__Work instructions__.
Go through the listing and return every line with "text" in it.

__Recorded data__.
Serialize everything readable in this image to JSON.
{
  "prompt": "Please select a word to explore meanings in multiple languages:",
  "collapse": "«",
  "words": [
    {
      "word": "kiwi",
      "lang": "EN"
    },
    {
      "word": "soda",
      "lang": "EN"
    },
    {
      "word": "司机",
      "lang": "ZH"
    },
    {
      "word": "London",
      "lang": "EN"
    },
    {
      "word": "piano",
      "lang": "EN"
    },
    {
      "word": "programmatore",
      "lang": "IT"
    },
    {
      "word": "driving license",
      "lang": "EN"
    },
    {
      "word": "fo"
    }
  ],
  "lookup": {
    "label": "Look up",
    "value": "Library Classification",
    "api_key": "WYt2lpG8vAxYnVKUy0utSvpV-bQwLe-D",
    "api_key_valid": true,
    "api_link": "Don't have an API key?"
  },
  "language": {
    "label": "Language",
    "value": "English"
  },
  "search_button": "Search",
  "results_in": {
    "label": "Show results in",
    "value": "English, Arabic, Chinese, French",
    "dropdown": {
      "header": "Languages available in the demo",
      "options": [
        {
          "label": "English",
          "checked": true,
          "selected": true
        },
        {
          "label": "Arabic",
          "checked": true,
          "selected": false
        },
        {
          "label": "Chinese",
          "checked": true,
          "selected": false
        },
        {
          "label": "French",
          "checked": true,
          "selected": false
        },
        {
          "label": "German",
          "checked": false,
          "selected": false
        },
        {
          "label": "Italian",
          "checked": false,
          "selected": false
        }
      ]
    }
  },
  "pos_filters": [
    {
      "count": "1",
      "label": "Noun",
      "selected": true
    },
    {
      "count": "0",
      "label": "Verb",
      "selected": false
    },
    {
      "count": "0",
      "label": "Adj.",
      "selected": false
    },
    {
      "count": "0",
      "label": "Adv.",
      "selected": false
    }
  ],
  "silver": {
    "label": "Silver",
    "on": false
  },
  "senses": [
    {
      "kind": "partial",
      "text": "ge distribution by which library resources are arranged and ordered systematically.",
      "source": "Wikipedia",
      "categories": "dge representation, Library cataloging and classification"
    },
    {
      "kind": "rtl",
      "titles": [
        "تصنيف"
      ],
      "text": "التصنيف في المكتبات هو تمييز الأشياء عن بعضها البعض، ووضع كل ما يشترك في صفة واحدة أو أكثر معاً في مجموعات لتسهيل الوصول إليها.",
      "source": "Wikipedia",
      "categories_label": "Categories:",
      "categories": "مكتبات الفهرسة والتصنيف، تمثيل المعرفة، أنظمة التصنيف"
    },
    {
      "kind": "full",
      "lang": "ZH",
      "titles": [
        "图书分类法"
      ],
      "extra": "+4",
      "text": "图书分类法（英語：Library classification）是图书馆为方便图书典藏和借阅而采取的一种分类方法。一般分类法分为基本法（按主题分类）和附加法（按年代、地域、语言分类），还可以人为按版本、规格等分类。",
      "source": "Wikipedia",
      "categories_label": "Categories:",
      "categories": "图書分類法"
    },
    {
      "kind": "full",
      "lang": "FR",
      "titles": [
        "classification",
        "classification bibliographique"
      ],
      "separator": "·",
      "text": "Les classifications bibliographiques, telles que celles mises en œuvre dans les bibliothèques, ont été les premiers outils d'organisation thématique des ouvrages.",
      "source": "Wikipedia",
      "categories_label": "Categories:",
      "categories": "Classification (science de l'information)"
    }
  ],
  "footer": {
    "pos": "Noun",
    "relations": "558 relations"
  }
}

__Exercise solution__.
      "text": "ge distribution by which library resources are arranged and ordered systematically.",
      "text": "التصنيف في المكتبات هو تمييز الأشياء عن بعضها البعض، ووضع كل ما يشترك في صفة واحدة أو أكثر معاً في مجموعات لتسهيل الوصول إليها.",
      "text": "图书分类法（英語：Library classification）是图书馆为方便图书典藏和借阅而采取的一种分类方法。一般分类法分为基本法（按主题分类）和附加法（按年代、地域、语言分类），还可以人为按版本、规格等分类。",
      "text": "Les classifications bibliographiques, telles que celles mises en œuvre dans les bibliothèques, ont été les premiers outils d'organisation thématique des ouvrages.",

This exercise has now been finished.